_Problem to solve_
Where does the word "comment" occur in the entries below? Copy every line that has it.

-=-=-=-=-

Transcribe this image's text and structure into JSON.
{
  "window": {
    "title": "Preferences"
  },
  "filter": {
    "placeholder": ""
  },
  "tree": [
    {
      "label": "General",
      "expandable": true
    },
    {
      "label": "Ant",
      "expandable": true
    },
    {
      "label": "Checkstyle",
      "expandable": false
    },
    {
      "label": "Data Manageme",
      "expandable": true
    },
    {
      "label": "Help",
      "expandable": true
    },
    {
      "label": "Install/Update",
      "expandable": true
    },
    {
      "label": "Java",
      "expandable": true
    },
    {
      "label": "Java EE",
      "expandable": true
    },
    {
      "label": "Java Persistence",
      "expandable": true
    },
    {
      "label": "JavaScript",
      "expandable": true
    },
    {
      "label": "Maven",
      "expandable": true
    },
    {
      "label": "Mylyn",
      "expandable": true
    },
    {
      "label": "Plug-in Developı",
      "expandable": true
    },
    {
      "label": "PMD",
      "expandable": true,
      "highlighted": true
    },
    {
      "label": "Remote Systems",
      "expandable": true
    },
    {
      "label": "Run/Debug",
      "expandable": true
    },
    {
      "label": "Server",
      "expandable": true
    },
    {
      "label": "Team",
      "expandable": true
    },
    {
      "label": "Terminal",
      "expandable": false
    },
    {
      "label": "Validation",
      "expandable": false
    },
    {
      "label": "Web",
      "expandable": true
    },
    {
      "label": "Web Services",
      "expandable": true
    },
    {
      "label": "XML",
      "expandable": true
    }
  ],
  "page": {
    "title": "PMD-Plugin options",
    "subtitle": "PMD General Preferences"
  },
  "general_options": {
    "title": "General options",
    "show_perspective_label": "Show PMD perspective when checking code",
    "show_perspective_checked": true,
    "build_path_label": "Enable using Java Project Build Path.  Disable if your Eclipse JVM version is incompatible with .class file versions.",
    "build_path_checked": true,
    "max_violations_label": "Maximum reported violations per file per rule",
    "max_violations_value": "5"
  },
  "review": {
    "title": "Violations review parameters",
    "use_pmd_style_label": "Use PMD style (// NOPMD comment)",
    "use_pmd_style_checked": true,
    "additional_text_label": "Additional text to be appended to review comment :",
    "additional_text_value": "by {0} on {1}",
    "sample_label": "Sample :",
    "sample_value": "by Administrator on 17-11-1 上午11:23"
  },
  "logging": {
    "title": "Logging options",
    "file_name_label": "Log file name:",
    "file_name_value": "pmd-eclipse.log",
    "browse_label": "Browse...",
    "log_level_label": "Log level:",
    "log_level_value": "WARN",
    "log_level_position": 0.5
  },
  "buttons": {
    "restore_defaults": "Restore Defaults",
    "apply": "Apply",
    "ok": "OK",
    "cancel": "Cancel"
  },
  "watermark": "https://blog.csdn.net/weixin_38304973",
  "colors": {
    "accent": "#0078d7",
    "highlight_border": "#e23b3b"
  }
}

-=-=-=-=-

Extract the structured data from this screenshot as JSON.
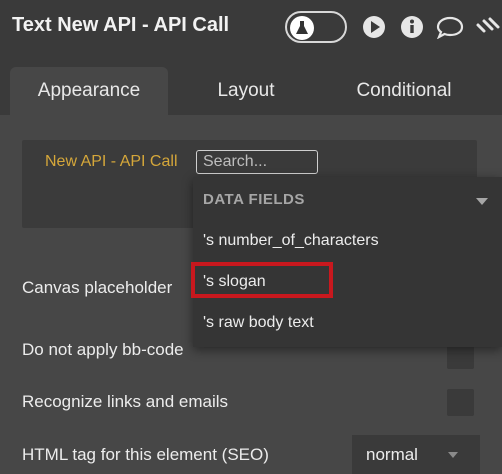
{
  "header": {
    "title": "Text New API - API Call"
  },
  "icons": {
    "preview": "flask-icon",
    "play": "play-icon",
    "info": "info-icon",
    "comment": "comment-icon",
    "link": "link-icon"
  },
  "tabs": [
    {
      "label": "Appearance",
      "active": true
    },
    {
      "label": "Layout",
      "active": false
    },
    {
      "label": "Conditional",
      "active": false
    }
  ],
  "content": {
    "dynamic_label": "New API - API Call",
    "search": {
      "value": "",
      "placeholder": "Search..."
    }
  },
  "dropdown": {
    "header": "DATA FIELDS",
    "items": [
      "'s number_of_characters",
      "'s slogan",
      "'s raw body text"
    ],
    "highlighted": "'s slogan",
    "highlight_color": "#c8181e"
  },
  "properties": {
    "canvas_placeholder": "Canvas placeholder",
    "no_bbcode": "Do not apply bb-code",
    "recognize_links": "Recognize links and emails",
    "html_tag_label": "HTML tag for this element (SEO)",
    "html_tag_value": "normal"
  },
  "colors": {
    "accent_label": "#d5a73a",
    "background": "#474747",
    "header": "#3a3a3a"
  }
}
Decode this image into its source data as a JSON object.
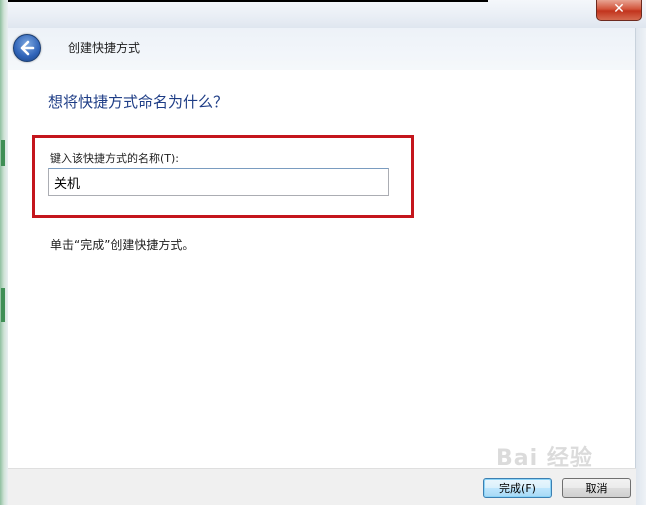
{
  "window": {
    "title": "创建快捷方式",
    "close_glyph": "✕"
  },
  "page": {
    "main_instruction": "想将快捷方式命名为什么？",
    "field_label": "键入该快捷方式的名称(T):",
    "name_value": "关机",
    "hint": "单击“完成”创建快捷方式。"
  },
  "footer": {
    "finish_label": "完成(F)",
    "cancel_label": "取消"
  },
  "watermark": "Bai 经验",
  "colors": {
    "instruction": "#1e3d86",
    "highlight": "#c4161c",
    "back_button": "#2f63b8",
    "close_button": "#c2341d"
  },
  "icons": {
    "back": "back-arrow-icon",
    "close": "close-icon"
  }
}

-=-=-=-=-

_Finished exercise_
    "use_pmd_style_label": "Use PMD style (// NOPMD comment)",
    "additional_text_label": "Additional text to be appended to review comment :",
    "comment": "comment-icon",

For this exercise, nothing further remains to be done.